REST APIs are everywhere around us. Software engineers use them to develop backend logic, and data scientists use them to deploy machine learning models. In this blog you’ll learn how to make a REST API with R and the
Introduction to REST APIs
REST stands for “Representational State Transfer”. In simpler words, it represents a set of rules that developers follow when creating APIs. The most important rule is that you should get a response (data) whenever you make a request to a particular URL.
The request you make consists of four components:
- Endpoint – a part of the URL you visit. For example, the endpoint of the URL https://gerinberg.com/predict is /predict
- Method – a type of request you’re sending, can be either GET, POST, PUT, PATCH, and DELETE. They are used to perform one of these actions: Create, Read, Update, Delete (CRUD)
- Headers – used for providing information (think authentication credentials, for example). They are provided as key-value pairs
- Body – information that is sent to the server. Used only when not making GET requests.
Most of the time, the response returned after making a request is in JSON format. The alternative format is XML, but JSON is more common. You can also return other objects, such as images instead.
R allows you to develop REST APIs with the plumber package. You can read the official documentation here.
It’s easy to rewrite any R script file to an API with plumber, because you only have to decorate your functions with comments. You’ll see that in the next section.
Develop a Simple REST API with R & Plumber
To start, create an empty R script file. You’ll need a couple of packages:
- plumber – to develop the API
- dplyr– to filter datasets based on certain fields
- gapminder – the dataset that we will use for the API.
You can place two comments for specifying API title and description. These two aren’t mandatory, but it’s good to document the API call. Let’s create our endpoint now.

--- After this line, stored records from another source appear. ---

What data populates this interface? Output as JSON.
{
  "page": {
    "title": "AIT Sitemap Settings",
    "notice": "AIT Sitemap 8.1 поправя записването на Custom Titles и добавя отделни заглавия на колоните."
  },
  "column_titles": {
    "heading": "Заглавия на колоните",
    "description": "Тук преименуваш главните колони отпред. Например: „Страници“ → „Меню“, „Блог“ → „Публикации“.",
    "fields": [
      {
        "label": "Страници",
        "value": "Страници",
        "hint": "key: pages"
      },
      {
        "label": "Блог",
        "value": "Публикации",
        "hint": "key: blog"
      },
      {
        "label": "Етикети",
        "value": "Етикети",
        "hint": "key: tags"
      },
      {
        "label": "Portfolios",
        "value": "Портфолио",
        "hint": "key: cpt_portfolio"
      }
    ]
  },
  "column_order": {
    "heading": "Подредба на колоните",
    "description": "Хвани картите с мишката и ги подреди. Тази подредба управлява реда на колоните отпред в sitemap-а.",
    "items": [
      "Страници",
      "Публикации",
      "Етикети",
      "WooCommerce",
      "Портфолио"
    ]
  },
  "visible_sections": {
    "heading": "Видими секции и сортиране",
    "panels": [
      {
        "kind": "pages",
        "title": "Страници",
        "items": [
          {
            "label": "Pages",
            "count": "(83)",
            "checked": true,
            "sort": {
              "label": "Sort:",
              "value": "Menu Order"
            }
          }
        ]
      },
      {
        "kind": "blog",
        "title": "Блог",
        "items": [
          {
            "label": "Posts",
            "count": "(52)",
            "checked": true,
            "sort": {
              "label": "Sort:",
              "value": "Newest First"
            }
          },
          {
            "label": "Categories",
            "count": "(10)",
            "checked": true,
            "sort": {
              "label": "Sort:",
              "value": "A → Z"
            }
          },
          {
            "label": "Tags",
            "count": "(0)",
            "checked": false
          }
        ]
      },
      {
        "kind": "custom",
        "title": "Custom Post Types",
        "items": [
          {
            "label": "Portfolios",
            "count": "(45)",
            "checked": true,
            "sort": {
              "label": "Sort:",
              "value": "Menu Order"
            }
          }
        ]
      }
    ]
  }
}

The idea behind this endpoint is that it should return countries and their respective data after a couple of filters are applied. To be more precise, this endpoint accepts parameter values for continent, life expectancy, and population. Value for continent must be exact, and values for the other two parameters filter data so that only rows with greater values are returned.

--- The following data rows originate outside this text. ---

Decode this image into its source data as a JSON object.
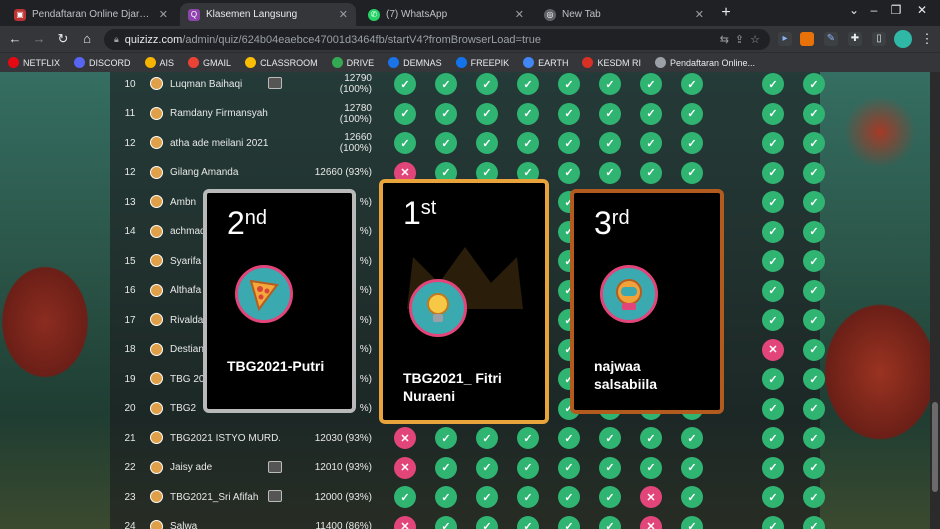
{
  "tabs": [
    {
      "title": "Pendaftaran Online Djarum Bea:",
      "active": false
    },
    {
      "title": "Klasemen Langsung",
      "active": true
    },
    {
      "title": "(7) WhatsApp",
      "active": false
    },
    {
      "title": "New Tab",
      "active": false
    }
  ],
  "address": {
    "host": "quizizz.com",
    "path": "/admin/quiz/624b04eaebce47001d3464fb/startV4?fromBrowserLoad=true"
  },
  "bookmarks": [
    {
      "label": "NETFLIX",
      "color": "#e50914"
    },
    {
      "label": "DISCORD",
      "color": "#5865f2"
    },
    {
      "label": "AIS",
      "color": "#f4b400"
    },
    {
      "label": "GMAIL",
      "color": "#ea4335"
    },
    {
      "label": "CLASSROOM",
      "color": "#fbbc04"
    },
    {
      "label": "DRIVE",
      "color": "#34a853"
    },
    {
      "label": "DEMNAS",
      "color": "#1a73e8"
    },
    {
      "label": "FREEPIK",
      "color": "#1273eb"
    },
    {
      "label": "EARTH",
      "color": "#4285f4"
    },
    {
      "label": "KESDM RI",
      "color": "#d93025"
    },
    {
      "label": "Pendaftaran Online...",
      "color": "#9aa0a6"
    }
  ],
  "rows": [
    {
      "rank": "10",
      "name": "Luqman Baihaqi",
      "score": "12790 (100%)",
      "mail": true,
      "marks": [
        "ok",
        "ok",
        "ok",
        "ok",
        "ok",
        "ok",
        "ok",
        "ok",
        "ok",
        "ok"
      ]
    },
    {
      "rank": "11",
      "name": "Ramdany Firmansyah",
      "score": "12780 (100%)",
      "mail": false,
      "marks": [
        "ok",
        "ok",
        "ok",
        "ok",
        "ok",
        "ok",
        "ok",
        "ok",
        "ok",
        "ok"
      ]
    },
    {
      "rank": "12",
      "name": "atha ade meilani 2021",
      "score": "12660 (100%)",
      "mail": false,
      "marks": [
        "ok",
        "ok",
        "ok",
        "ok",
        "ok",
        "ok",
        "ok",
        "ok",
        "ok",
        "ok"
      ]
    },
    {
      "rank": "12",
      "name": "Gilang Amanda",
      "score": "12660 (93%)",
      "mail": false,
      "marks": [
        "bad",
        "ok",
        "ok",
        "ok",
        "ok",
        "ok",
        "ok",
        "ok",
        "ok",
        "ok"
      ]
    },
    {
      "rank": "13",
      "name": "Ambn",
      "score": "%)",
      "mail": false,
      "marks": [
        "ok",
        "ok",
        "ok",
        "ok",
        "ok",
        "ok",
        "ok",
        "ok",
        "ok",
        "ok"
      ]
    },
    {
      "rank": "14",
      "name": "achmad",
      "score": "%)",
      "mail": false,
      "marks": [
        "ok",
        "ok",
        "ok",
        "ok",
        "ok",
        "ok",
        "ok",
        "ok",
        "ok",
        "ok"
      ]
    },
    {
      "rank": "15",
      "name": "Syarifa",
      "score": "%)",
      "mail": false,
      "marks": [
        "ok",
        "ok",
        "ok",
        "ok",
        "ok",
        "ok",
        "ok",
        "ok",
        "ok",
        "ok"
      ]
    },
    {
      "rank": "16",
      "name": "Althafa",
      "score": "%)",
      "mail": false,
      "marks": [
        "ok",
        "ok",
        "ok",
        "ok",
        "ok",
        "ok",
        "ok",
        "ok",
        "ok",
        "ok"
      ]
    },
    {
      "rank": "17",
      "name": "Rivalda",
      "score": "%)",
      "mail": false,
      "marks": [
        "ok",
        "ok",
        "ok",
        "ok",
        "ok",
        "ok",
        "ok",
        "ok",
        "ok",
        "ok"
      ]
    },
    {
      "rank": "18",
      "name": "Destian",
      "score": "%)",
      "mail": false,
      "marks": [
        "ok",
        "ok",
        "ok",
        "ok",
        "ok",
        "ok",
        "ok",
        "ok",
        "bad",
        "ok"
      ]
    },
    {
      "rank": "19",
      "name": "TBG 20",
      "score": "%)",
      "mail": false,
      "marks": [
        "ok",
        "ok",
        "ok",
        "ok",
        "ok",
        "ok",
        "ok",
        "ok",
        "ok",
        "ok"
      ]
    },
    {
      "rank": "20",
      "name": "TBG2",
      "score": "%)",
      "mail": false,
      "marks": [
        "ok",
        "ok",
        "ok",
        "ok",
        "ok",
        "ok",
        "ok",
        "ok",
        "ok",
        "ok"
      ]
    },
    {
      "rank": "21",
      "name": "TBG2021 ISTYO MURD...",
      "score": "12030 (93%)",
      "mail": false,
      "marks": [
        "bad",
        "ok",
        "ok",
        "ok",
        "ok",
        "ok",
        "ok",
        "ok",
        "ok",
        "ok"
      ]
    },
    {
      "rank": "22",
      "name": "Jaisy ade",
      "score": "12010 (93%)",
      "mail": true,
      "marks": [
        "bad",
        "ok",
        "ok",
        "ok",
        "ok",
        "ok",
        "ok",
        "ok",
        "ok",
        "ok"
      ]
    },
    {
      "rank": "23",
      "name": "TBG2021_Sri Afifah",
      "score": "12000 (93%)",
      "mail": true,
      "marks": [
        "ok",
        "ok",
        "ok",
        "ok",
        "ok",
        "ok",
        "bad",
        "ok",
        "ok",
        "ok"
      ]
    },
    {
      "rank": "24",
      "name": "Salwa",
      "score": "11400 (86%)",
      "mail": false,
      "marks": [
        "bad",
        "ok",
        "ok",
        "ok",
        "ok",
        "ok",
        "bad",
        "ok",
        "ok",
        "ok"
      ]
    }
  ],
  "podium": [
    {
      "place": "2",
      "suffix": "nd",
      "name": "TBG2021-Putri",
      "border": "#b9b9b9"
    },
    {
      "place": "1",
      "suffix": "st",
      "name": "TBG2021_ Fitri Nuraeni",
      "border": "#e8a43a"
    },
    {
      "place": "3",
      "suffix": "rd",
      "name": "najwaa salsabiila",
      "border": "#b35a1f"
    }
  ],
  "icons": {
    "check": "✓",
    "cross": "✕"
  }
}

If you want to do things right, it’ll require many comments, as you’ve seen previously. It’s a good practice to write a short description, list the parameters, and it’s mandatory to specify the request type and the endpoint.
Below the comments, you’ll place a function that performs the necessary logic and returns the results.

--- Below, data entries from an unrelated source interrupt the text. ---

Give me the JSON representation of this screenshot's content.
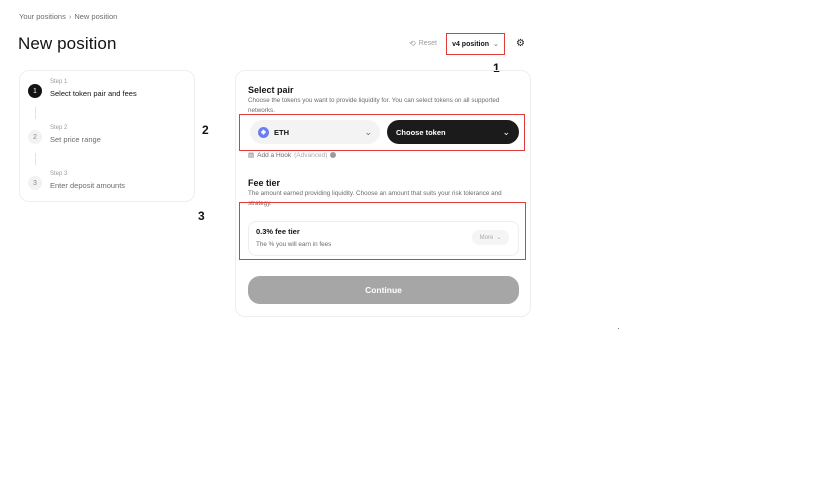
{
  "breadcrumb": {
    "parent": "Your positions",
    "separator": "›",
    "current": "New position"
  },
  "page_title": "New position",
  "header": {
    "reset_label": "Reset",
    "version_label": "v4 position"
  },
  "markers": [
    "1",
    "2",
    "3"
  ],
  "steps": [
    {
      "label": "Step 1",
      "title": "Select token pair and fees",
      "number": "1"
    },
    {
      "label": "Step 2",
      "title": "Set price range",
      "number": "2"
    },
    {
      "label": "Step 3",
      "title": "Enter deposit amounts",
      "number": "3"
    }
  ],
  "select_pair": {
    "title": "Select pair",
    "description": "Choose the tokens you want to provide liquidity for. You can select tokens on all supported networks.",
    "token_a": "ETH",
    "token_b": "Choose token",
    "hook_label": "Add a Hook",
    "hook_tag": "(Advanced)"
  },
  "fee_tier": {
    "title": "Fee tier",
    "description": "The amount earned providing liquidity. Choose an amount that suits your risk tolerance and strategy.",
    "selected": "0.3% fee tier",
    "selected_desc": "The % you will earn in fees",
    "more_label": "More"
  },
  "continue_label": "Continue",
  "colors": {
    "highlight": "#e23b3b",
    "eth": "#6b7ff0",
    "button_disabled": "#a6a6a6"
  }
}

Let’s think about the endpoint parameters for a second. You’ll need:
- continent – column continent
- life expectancy – column lifeExp
- population – column pop
All three are optional, and you can do the filtering based on the parameter values with the dplyr package. This endpoint will return data for the most recent year only, which is 2007.
Here’s the complete code so far:
If you were to run the API now, this is what you’d see:
The endpoint on the bottom of the image (blue box) is clickable. Clicking on it expands a new section:
You can click on the “Try it out” button to make a request straight from the browser. As you can see, the parameters have some values filled in already. Once you click on the “Execute” button, the response will be shown at the bottom. Here’s how it looks like for the default parameters:
Great, you have created your first endpoint! It takes data in and returns data out. You can also return other outputs like an image.
In this blog post you have learned what REST APIs are, what’s the use of the plumber package, and how to use it to build basic APIs in R.
APIs in R are commonly developed for exposing the result of machine learning models. Another option to share your data analysis results is to create a dashboard or a report with Shiny or Markdown.